For the first time, the Israeli Chief Rabbinate will submit its petition independently, after the state refused to bundle its petition together with the Rabbinate.
The Rabbinate’s petition, filed early last week by attorney Doron Taubman, argues that the High Court has no jurisdiction in what is a purely religious matter. As such, it was considered an extraordinary rebuff to the Court, another governmental body saying in effect that the judges are not qualified to render judgments in cases pertaining to Jewish observance. The position was backed by dozens of pages of legal argument in the petition as to jurisdiction and the legal and religious status of the Kosel.
Among other things, it is to be decided whether the Rabbinate’s legal representatives will be allowed to make their case in person, or whether the judges will consider only the written petition.
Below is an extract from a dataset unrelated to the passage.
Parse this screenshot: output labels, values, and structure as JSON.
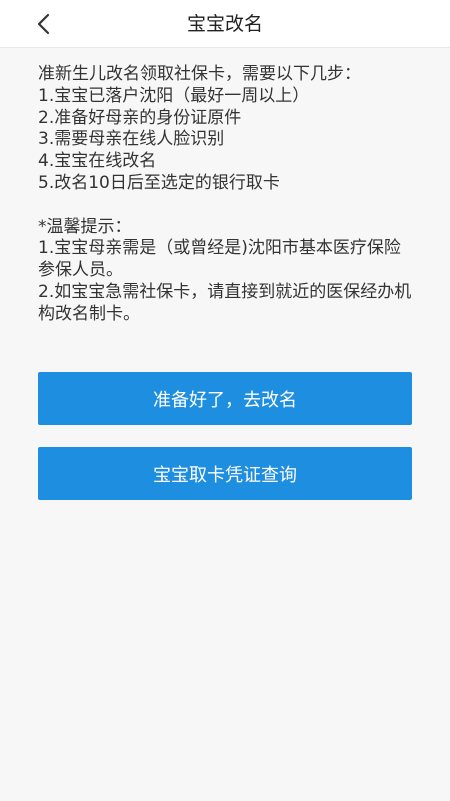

The Liba Center, which supports the maintenance of the generations-old status quo at the Kosel, put out a call on Wednesday for the Orthodox public to attend the High Court hearing. This, to give moral support to attorney Taubman, and to countervail the effect of the Reform spectators who are expected to be there.
“There should not be a situation in which only the Reform arrive, while no one from our side is there, giving the appearance that only they care about this, but on our side it doesn’t interest anyone,” the statement concluded.
Meanwhile, the Reform reportedly reversed their previous position, and in a 27-page document filed with the High Court, said that they no longer accept the compromise Kosel plan that grants them an expanded and upgraded area at Robinson’s Arch at the far end of the Kosel. Instead, they demanded to share access to an egalitarian prayer site through the main entrance to the Kosel plaza.
They are now demanding access to the main Kosel area for non-Orthodox prayer. They are also seeking representation in the Western Wall Heritage Foundation, which manages the Kosel, Yisrael Hayom reported.